▶ [Brief]:
The answer is a number and only a number: how many lines of the data include the string "true"?

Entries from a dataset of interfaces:
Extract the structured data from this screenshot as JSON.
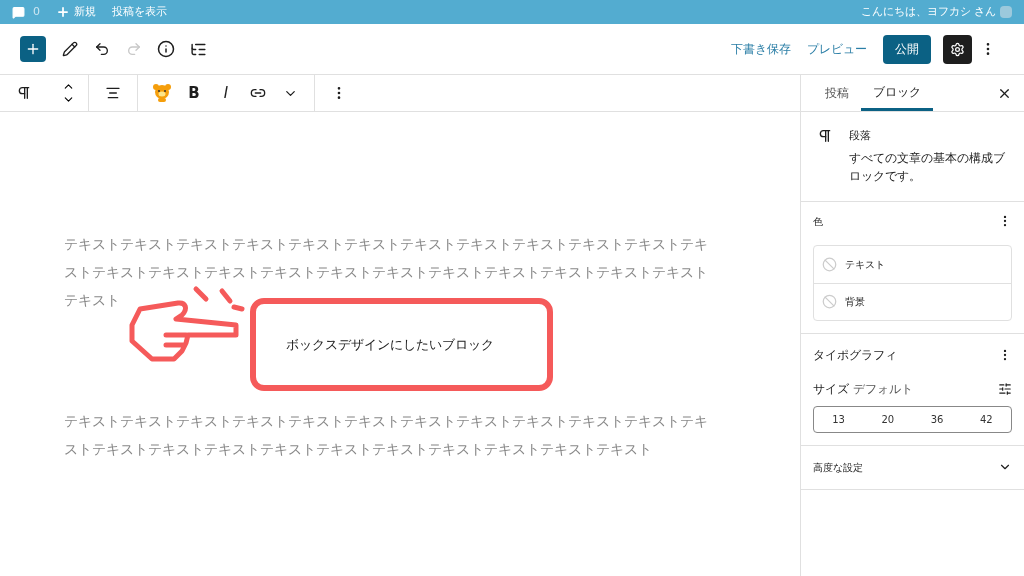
{
  "admin_bar": {
    "comments": "0",
    "new": "新規",
    "view_post": "投稿を表示",
    "greeting": "こんにちは、ヨフカシ さん"
  },
  "format_toolbar": {
    "bold": "B",
    "italic": "I"
  },
  "header": {
    "undo_disabled": false,
    "redo_disabled": true,
    "save_draft": "下書き保存",
    "preview": "プレビュー",
    "publish": "公開",
    "settings_selected": true
  },
  "content": {
    "paragraphs": [
      "テキストテキストテキストテキストテキストテキストテキストテキストテキストテキストテキストテキストテキストテキストテキストテキストテキストテキストテキストテキストテキストテキストテキストテキスト",
      "テキストテキストテキストテキストテキストテキストテキストテキストテキストテキストテキストテキストテキストテキストテキストテキストテキストテキストテキストテキストテキストテキスト"
    ],
    "callout": "ボックスデザインにしたいブロック"
  },
  "sidebar": {
    "tabs": [
      {
        "label": "投稿",
        "selected": false
      },
      {
        "label": "ブロック",
        "selected": true
      }
    ],
    "block": {
      "name": "段落",
      "description": "すべての文章の基本の構成ブロックです。"
    },
    "color": {
      "title": "色",
      "items": [
        "テキスト",
        "背景"
      ]
    },
    "typography": {
      "title": "タイポグラフィ",
      "size_label": "サイズ",
      "size_value": "デフォルト",
      "sizes": [
        {
          "label": "13",
          "selected": false
        },
        {
          "label": "20",
          "selected": false
        },
        {
          "label": "36",
          "selected": false
        },
        {
          "label": "42",
          "selected": false
        }
      ]
    },
    "advanced": {
      "title": "高度な設定",
      "expanded": false
    }
  }
}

▶ [Expected answer]:
3